In September 1609, in search of a northwest passage to Asia, Henry Hudson and his crew sailed their ship the Half Moon up a course of water that the locals then called Mohicanituk (“River That Flows Both Ways”). Hudson anchored for a time near a piece of land on which a city would arise that, like the river, bears his name. When it was chartered in 1785, the city of Hudson, New York, was a whaling town. Vessels sailed the more than one hundred nautical miles from Hudson to the New York harbor on their way to the fertile whaling grounds of the Atlantic and Pacific. When kerosene and other fuels gained market share in the mid-1800s, the town transitioned to manufacturing, supporting textile factories, brickyards, and operations such as the Allen Paper Car Wheel Works, which made parts for George Pullman’s luxurious passenger trains.
In the early years of the twentieth century, the town’s biggest growth industry was vice. Hudson was renowned for its brothels—even in Europe—and became a haven for bootleggers during Prohibition. The honky-tonk era lasted until 1950, when the bordellos were shuttered in a spectacular state police raid. In subsequent decades, as factory after factory closed, Hudson was left high and dry. But in the 1980s and ‘90s, a trickle and then a steady flow of New Yorkers, weary of the city, began migrating north, establishing country homes in the area and pied-à-terres in town. They were accompanied up the river by antiques and design dealers in search of bigger stores and cheaper rent. Today Hudson is an antiquarian’s fantasy land, with scores of shops on and just off Warren Street, the spine of the town.
While having a knack for reinvention, the people of Hudson also know how to preserve their heritage, as evidenced by the town’s diverse architecture. Victorian, Federal, Greek revival, Arts and Crafts, Gothic revival, Italianate and Queen Anne style buildings can be found along its streets, nestled among mature, spreading oaks. One of the most interesting structures in town is the performing arts center Hudson Hall, which dates from 1855 and is New York state’s oldest surviving theater—though it has served many purposes. Built as city hall, it has at one point or another housed a post office, a police station, a library, and a bank. Finding new uses for old buildings has become a habit in Hudson. The rock star bass player Melissa auf der Mauer transformed an 1880 foundry into the arts and events space Basilica Hudson; the e-commerce website Etsy has an office annex housed in a onetime lumber mill.

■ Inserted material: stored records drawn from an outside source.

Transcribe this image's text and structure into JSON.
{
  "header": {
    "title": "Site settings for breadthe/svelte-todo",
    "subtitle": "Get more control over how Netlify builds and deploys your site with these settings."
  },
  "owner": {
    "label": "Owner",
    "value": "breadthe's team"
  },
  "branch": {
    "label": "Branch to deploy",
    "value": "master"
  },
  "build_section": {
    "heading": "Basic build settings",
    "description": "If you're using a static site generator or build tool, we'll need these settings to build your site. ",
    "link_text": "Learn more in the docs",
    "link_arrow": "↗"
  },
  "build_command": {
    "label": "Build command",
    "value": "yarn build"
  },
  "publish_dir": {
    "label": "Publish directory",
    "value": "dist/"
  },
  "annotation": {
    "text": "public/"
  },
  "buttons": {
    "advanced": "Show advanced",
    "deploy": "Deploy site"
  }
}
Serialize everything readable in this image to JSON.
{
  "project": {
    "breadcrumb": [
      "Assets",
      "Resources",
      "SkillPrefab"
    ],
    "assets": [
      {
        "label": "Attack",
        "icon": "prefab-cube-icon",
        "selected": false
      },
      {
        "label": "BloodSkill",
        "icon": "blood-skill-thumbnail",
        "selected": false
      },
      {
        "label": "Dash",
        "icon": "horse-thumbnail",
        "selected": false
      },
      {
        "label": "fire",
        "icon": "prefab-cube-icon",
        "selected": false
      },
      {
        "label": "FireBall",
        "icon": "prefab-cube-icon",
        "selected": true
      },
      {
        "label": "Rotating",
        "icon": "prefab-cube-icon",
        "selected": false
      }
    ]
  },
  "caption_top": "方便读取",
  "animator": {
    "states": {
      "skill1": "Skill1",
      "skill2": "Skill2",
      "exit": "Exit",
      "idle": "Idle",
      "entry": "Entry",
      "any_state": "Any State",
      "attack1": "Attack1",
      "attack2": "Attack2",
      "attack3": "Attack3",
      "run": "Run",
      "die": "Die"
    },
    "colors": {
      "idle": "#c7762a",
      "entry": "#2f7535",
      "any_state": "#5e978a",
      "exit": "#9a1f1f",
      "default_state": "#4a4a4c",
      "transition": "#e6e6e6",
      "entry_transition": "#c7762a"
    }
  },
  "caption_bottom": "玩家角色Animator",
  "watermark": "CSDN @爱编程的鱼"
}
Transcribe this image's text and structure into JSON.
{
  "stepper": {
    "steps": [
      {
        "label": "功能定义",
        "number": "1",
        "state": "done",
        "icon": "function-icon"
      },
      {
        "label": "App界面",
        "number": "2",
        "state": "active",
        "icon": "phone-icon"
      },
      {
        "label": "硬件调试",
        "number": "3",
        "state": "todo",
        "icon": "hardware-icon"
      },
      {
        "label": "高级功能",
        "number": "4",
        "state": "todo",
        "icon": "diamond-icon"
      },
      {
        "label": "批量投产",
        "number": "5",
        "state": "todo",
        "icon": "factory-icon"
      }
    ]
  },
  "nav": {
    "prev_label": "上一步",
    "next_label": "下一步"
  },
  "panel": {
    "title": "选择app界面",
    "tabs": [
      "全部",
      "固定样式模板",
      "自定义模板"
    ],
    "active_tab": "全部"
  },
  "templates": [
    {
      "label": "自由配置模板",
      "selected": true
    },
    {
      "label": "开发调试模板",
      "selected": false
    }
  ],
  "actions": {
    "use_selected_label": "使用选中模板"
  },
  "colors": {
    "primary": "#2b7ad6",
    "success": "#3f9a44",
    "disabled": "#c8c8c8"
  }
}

The population of this riparian paradise has thinned a bit since its eleven-thousand-soul heyday. It ain’t the big city, and it’s no longer a den of iniquity, but that doesn’t mean Frank Serpico, who lives in the area, isn’t keeping a watchful eye. Don’t plan on identifying him, though—he carries himself as if he were still on the force, working undercover.